• [DATA FOR THIS EXERCISE]:

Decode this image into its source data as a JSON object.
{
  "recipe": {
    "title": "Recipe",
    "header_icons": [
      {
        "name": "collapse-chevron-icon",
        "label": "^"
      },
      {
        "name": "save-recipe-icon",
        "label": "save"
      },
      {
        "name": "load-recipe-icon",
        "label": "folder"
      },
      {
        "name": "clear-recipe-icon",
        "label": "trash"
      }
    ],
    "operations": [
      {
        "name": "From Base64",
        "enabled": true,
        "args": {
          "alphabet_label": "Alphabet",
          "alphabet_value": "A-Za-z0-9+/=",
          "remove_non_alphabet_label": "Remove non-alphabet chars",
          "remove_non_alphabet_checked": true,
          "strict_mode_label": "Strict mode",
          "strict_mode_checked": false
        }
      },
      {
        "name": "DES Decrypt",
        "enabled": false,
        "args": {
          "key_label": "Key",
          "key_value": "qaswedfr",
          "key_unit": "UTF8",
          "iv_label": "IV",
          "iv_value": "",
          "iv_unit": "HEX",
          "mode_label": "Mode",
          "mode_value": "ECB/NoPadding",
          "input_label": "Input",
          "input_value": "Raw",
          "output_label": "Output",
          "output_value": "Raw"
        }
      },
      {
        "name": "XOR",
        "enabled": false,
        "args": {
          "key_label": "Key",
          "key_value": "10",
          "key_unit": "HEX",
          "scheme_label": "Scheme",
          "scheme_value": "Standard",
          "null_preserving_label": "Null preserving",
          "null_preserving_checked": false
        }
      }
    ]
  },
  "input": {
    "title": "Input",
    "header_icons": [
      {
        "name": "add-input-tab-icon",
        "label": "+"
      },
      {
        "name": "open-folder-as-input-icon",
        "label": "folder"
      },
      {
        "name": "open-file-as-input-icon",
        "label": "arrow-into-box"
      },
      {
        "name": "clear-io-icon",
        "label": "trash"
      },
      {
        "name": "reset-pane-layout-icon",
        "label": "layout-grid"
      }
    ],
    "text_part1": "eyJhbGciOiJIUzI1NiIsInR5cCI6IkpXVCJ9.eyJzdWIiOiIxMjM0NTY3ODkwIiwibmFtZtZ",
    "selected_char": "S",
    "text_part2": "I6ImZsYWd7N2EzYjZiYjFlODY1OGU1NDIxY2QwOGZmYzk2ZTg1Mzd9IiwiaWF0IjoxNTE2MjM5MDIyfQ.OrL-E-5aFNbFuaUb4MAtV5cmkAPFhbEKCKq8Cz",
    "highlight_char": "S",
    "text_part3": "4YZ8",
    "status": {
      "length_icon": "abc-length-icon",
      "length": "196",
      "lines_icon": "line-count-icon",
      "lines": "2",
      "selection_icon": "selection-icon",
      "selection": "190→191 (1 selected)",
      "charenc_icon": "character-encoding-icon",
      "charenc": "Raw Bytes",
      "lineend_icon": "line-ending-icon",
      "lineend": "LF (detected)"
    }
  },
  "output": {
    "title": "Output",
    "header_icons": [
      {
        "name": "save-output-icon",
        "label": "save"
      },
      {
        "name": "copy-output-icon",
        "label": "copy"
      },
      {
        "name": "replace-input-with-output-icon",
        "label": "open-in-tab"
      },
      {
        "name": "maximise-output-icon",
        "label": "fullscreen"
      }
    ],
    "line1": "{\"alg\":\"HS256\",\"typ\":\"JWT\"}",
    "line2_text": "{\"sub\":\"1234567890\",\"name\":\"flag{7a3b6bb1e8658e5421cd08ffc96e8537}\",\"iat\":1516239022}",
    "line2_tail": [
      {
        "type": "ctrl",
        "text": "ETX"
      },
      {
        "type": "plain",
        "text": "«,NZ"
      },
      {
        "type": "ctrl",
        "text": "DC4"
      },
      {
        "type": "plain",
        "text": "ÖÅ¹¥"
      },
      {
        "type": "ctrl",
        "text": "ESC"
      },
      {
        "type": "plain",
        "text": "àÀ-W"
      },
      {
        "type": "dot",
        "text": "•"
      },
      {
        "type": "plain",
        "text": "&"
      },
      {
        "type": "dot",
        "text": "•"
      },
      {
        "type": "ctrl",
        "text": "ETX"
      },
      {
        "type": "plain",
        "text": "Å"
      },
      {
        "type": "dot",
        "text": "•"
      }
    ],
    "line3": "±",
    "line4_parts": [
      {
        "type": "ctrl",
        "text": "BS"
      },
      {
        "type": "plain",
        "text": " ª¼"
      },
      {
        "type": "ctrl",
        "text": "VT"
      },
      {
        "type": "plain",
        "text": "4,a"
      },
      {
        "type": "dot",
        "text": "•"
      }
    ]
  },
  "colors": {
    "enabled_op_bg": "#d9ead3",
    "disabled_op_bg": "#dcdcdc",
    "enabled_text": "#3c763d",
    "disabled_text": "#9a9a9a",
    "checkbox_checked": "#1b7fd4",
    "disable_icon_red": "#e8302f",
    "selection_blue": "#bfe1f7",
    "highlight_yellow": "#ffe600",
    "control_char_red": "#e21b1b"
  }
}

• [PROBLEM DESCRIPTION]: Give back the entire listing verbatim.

• [YOUR SOLUTION]:
Decode this image into its source data as a JSON object.
{
  "recipe": {
    "title": "Recipe",
    "header_icons": [
      {
        "name": "collapse-chevron-icon",
        "label": "^"
      },
      {
        "name": "save-recipe-icon",
        "label": "save"
      },
      {
        "name": "load-recipe-icon",
        "label": "folder"
      },
      {
        "name": "clear-recipe-icon",
        "label": "trash"
      }
    ],
    "operations": [
      {
        "name": "From Base64",
        "enabled": true,
        "args": {
          "alphabet_label": "Alphabet",
          "alphabet_value": "A-Za-z0-9+/=",
          "remove_non_alphabet_label": "Remove non-alphabet chars",
          "remove_non_alphabet_checked": true,
          "strict_mode_label": "Strict mode",
          "strict_mode_checked": false
        }
      },
      {
        "name": "DES Decrypt",
        "enabled": false,
        "args": {
          "key_label": "Key",
          "key_value": "qaswedfr",
          "key_unit": "UTF8",
          "iv_label": "IV",
          "iv_value": "",
          "iv_unit": "HEX",
          "mode_label": "Mode",
          "mode_value": "ECB/NoPadding",
          "input_label": "Input",
          "input_value": "Raw",
          "output_label": "Output",
          "output_value": "Raw"
        }
      },
      {
        "name": "XOR",
        "enabled": false,
        "args": {
          "key_label": "Key",
          "key_value": "10",
          "key_unit": "HEX",
          "scheme_label": "Scheme",
          "scheme_value": "Standard",
          "null_preserving_label": "Null preserving",
          "null_preserving_checked": false
        }
      }
    ]
  },
  "input": {
    "title": "Input",
    "header_icons": [
      {
        "name": "add-input-tab-icon",
        "label": "+"
      },
      {
        "name": "open-folder-as-input-icon",
        "label": "folder"
      },
      {
        "name": "open-file-as-input-icon",
        "label": "arrow-into-box"
      },
      {
        "name": "clear-io-icon",
        "label": "trash"
      },
      {
        "name": "reset-pane-layout-icon",
        "label": "layout-grid"
      }
    ],
    "text_part1": "eyJhbGciOiJIUzI1NiIsInR5cCI6IkpXVCJ9.eyJzdWIiOiIxMjM0NTY3ODkwIiwibmFtZtZ",
    "selected_char": "S",
    "text_part2": "I6ImZsYWd7N2EzYjZiYjFlODY1OGU1NDIxY2QwOGZmYzk2ZTg1Mzd9IiwiaWF0IjoxNTE2MjM5MDIyfQ.OrL-E-5aFNbFuaUb4MAtV5cmkAPFhbEKCKq8Cz",
    "highlight_char": "S",
    "text_part3": "4YZ8",
    "status": {
      "length_icon": "abc-length-icon",
      "length": "196",
      "lines_icon": "line-count-icon",
      "lines": "2",
      "selection_icon": "selection-icon",
      "selection": "190→191 (1 selected)",
      "charenc_icon": "character-encoding-icon",
      "charenc": "Raw Bytes",
      "lineend_icon": "line-ending-icon",
      "lineend": "LF (detected)"
    }
  },
  "output": {
    "title": "Output",
    "header_icons": [
      {
        "name": "save-output-icon",
        "label": "save"
      },
      {
        "name": "copy-output-icon",
        "label": "copy"
      },
      {
        "name": "replace-input-with-output-icon",
        "label": "open-in-tab"
      },
      {
        "name": "maximise-output-icon",
        "label": "fullscreen"
      }
    ],
    "line1": "{\"alg\":\"HS256\",\"typ\":\"JWT\"}",
    "line2_text": "{\"sub\":\"1234567890\",\"name\":\"flag{7a3b6bb1e8658e5421cd08ffc96e8537}\",\"iat\":1516239022}",
    "line2_tail": [
      {
        "type": "ctrl",
        "text": "ETX"
      },
      {
        "type": "plain",
        "text": "«,NZ"
      },
      {
        "type": "ctrl",
        "text": "DC4"
      },
      {
        "type": "plain",
        "text": "ÖÅ¹¥"
      },
      {
        "type": "ctrl",
        "text": "ESC"
      },
      {
        "type": "plain",
        "text": "àÀ-W"
      },
      {
        "type": "dot",
        "text": "•"
      },
      {
        "type": "plain",
        "text": "&"
      },
      {
        "type": "dot",
        "text": "•"
      },
      {
        "type": "ctrl",
        "text": "ETX"
      },
      {
        "type": "plain",
        "text": "Å"
      },
      {
        "type": "dot",
        "text": "•"
      }
    ],
    "line3": "±",
    "line4_parts": [
      {
        "type": "ctrl",
        "text": "BS"
      },
      {
        "type": "plain",
        "text": " ª¼"
      },
      {
        "type": "ctrl",
        "text": "VT"
      },
      {
        "type": "plain",
        "text": "4,a"
      },
      {
        "type": "dot",
        "text": "•"
      }
    ]
  },
  "colors": {
    "enabled_op_bg": "#d9ead3",
    "disabled_op_bg": "#dcdcdc",
    "enabled_text": "#3c763d",
    "disabled_text": "#9a9a9a",
    "checkbox_checked": "#1b7fd4",
    "disable_icon_red": "#e8302f",
    "selection_blue": "#bfe1f7",
    "highlight_yellow": "#ffe600",
    "control_char_red": "#e21b1b"
  }
}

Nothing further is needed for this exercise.